I think that router would be a good starter router, for the price, what it comes with and what you can do with it.
What will eat you up in costs later is router bits. What most do when starting out is get a mid-range quality router bit set, that has an assortment of router bits in it... And as bits wear out, replacing those bits with quaility bits. I would suggest a carbide tipped set with C4 carbide. I have some leanings on brands, but you would get a better response from members if you posted that as a separate question in the router bit section of this forum.
For a router table, that is a good router set to start out with. For the projects you are saying you want to start out with, you might find that router a bit of overkill, heavy and clumsy to start with. Where you might find a Colt or trim router being enough and more nimble to use.
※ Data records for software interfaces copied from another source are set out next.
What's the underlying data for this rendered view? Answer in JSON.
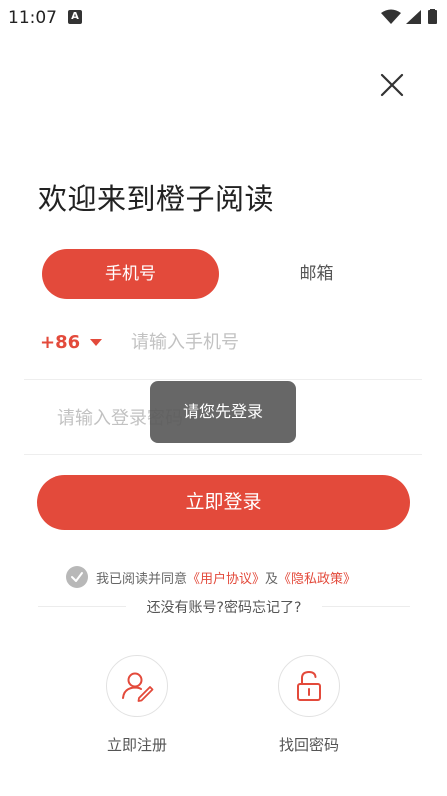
{
  "status_bar": {
    "time": "11:07",
    "app_icon_letter": "A",
    "icons": [
      "wifi-icon",
      "signal-icon",
      "battery-icon"
    ]
  },
  "header": {
    "close_icon": "close-icon",
    "title": "欢迎来到橙子阅读"
  },
  "tabs": [
    {
      "label": "手机号",
      "active": true
    },
    {
      "label": "邮箱",
      "active": false
    }
  ],
  "form": {
    "country_code": "+86",
    "phone_placeholder": "请输入手机号",
    "password_placeholder": "请输入登录密码",
    "login_button": "立即登录"
  },
  "toast": {
    "message": "请您先登录"
  },
  "agreement": {
    "checked": true,
    "prefix": "我已阅读并同意",
    "user_agreement": "《用户协议》",
    "and": "及",
    "privacy_policy": "《隐私政策》"
  },
  "help": {
    "text": "还没有账号?密码忘记了?"
  },
  "actions": [
    {
      "label": "立即注册",
      "icon": "user-edit-icon"
    },
    {
      "label": "找回密码",
      "icon": "unlock-icon"
    }
  ],
  "colors": {
    "accent": "#e34a3b",
    "toast_bg": "#5a5a5a",
    "placeholder": "#c2c2c2"
  }
}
I've got a number of router tables. Most, I built myself. The one's I built I favor over any I've owned that I bought. They are personal to me and how I work. I could certainly use a store bought table and do what I need to do. Some people and their skill level, I suggest they buy one to start with... but that is to them, personally, what they need to do and their present skill level. I would suggest learning how to use the tool, before building your own. Using a hand-held router will be invaluable in building your own router table. But you need to be able to use it before that point. You will be safer and happier with your work if you build up your skills progressively.
Take your time in learning to use your new router. Practice profiles on scrap before you work up to more expensive woods, like on your project. That way you get an idea how a joint is going to fit together, how a profile is going to look... if you need to tweak your adjustments to get something dialed in... before putting bit to final cuts onto expensive woods.
Remember safety: Not just first, but always. Always keep safety in mind. Any power toll can be dangerous if you don't focus on what you are dong and use without caution and common sense.
Please fill out your profile on what tools you have, your past experience with woodworking and your skill level. It helps members in their recommendations. Otherwise, someone may inadvertently insult someone by explaining in detail to someone who has worked with wood all their life... Or lose someone by telling someone who has never used a tool or possess a skill, assuming that person knows what they are talking about. Some recommendations are geared to the tools and skills you have...
"Don't worry, I saw this work in a cartoon once."
"Usually learning skills and tooling involves a progression of logical steps."
Last edited by MAFoElffen; 08-31-2014 at 12:00 PM.